2.) While the RIAA (and MPAA) may be losing the PR battle over SOPA and PIPA, the indictment suggests they've got a good charm offensive going within the DOJ. Nate Anderson writes at Ars Technica that certain charges in the Megaupload indictment sound like favors to the recording industry:

It's full of strange non-sequiturs, such as the charge that "on or about November 10, 2011, a member of the Mega Conspiracy made a transfer of $185,000 to further an advertising campaign for Megaupload.com involved a musical recording and a video." So?

The money probably paid for a video that infuriated the RIAA by including major artists who support Megaupload. Megaupload later filed claims in US courts, trying to save the video, which it says was entirely legal, from takedown requests. (The RIAA has long said the site operators "thumb their noses at international laws, all while pocketing significant advertising revenues from trafficking in free, unlicensed copyrighted materials.")

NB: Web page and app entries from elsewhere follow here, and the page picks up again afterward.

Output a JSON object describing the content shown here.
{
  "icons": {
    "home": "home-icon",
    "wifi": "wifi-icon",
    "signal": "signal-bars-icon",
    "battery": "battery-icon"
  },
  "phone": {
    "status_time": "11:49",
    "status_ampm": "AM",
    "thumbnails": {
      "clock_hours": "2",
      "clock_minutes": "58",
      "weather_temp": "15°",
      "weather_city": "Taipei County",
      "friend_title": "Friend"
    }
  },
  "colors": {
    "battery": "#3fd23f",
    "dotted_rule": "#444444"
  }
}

3.) This could be the first indictment of many for file-sharing sites, including the legitimate ones. Ernesto at TorrentFreak points out that Megaupload did not provide a search function for users. For me to find a file, someone first had to post the link in a searchable third party space (forum, blog), or send it to me directly. This is how the majority of file-sharing sites work, including the legit ones. Yet the DOJ claims that Megaupload did this to "conceal the scope of its infringement" (and has internal emails to back up its claim). Who else can they make this claim about?

4.) Law-abiding Megaupload users got screwed, as Ian Paul notes at PC World:

Megaupload users are crying foul after their personal files, not necessarily copyright-infringing material, stored with the file-sharing service was seized on Thursday along with a trove of illegally distributed copyrighted works.

Some of those users took to Twitter complaining about the loss of their files, as first reported by TorrentFreak. "I had files up there…gone forever..and they were personal recordings! No copyright infringement!" said Twitter user J. Amir. Another user complained that her work files were now gone, and others used more colorful language to describe their predicament.

A better strategy is to use services from trusted and well-known companies without any obvious connections to piracy, such as Google Docs, Microsoft's SkyDrive, and Box. Dropbox is also a great choice since it installs a folder on your hard drive with all your content, so if Dropbox were to ever go down you're less likely to lose files.

Keep in mind that when you use these services you also make it easier for the government, and possibly hackers, to peer into your files without your knowledge -- but that's a discussion for another day.

Bottom line: if your cloud service offers file storage on the front end and shows pirated video out the back, don't be surprised if your files vanish one day.

This is why users should start thinking now about what to do when the DOJ comes knocking at the door of their current file-sharing service. Lifehacker has some suggestions.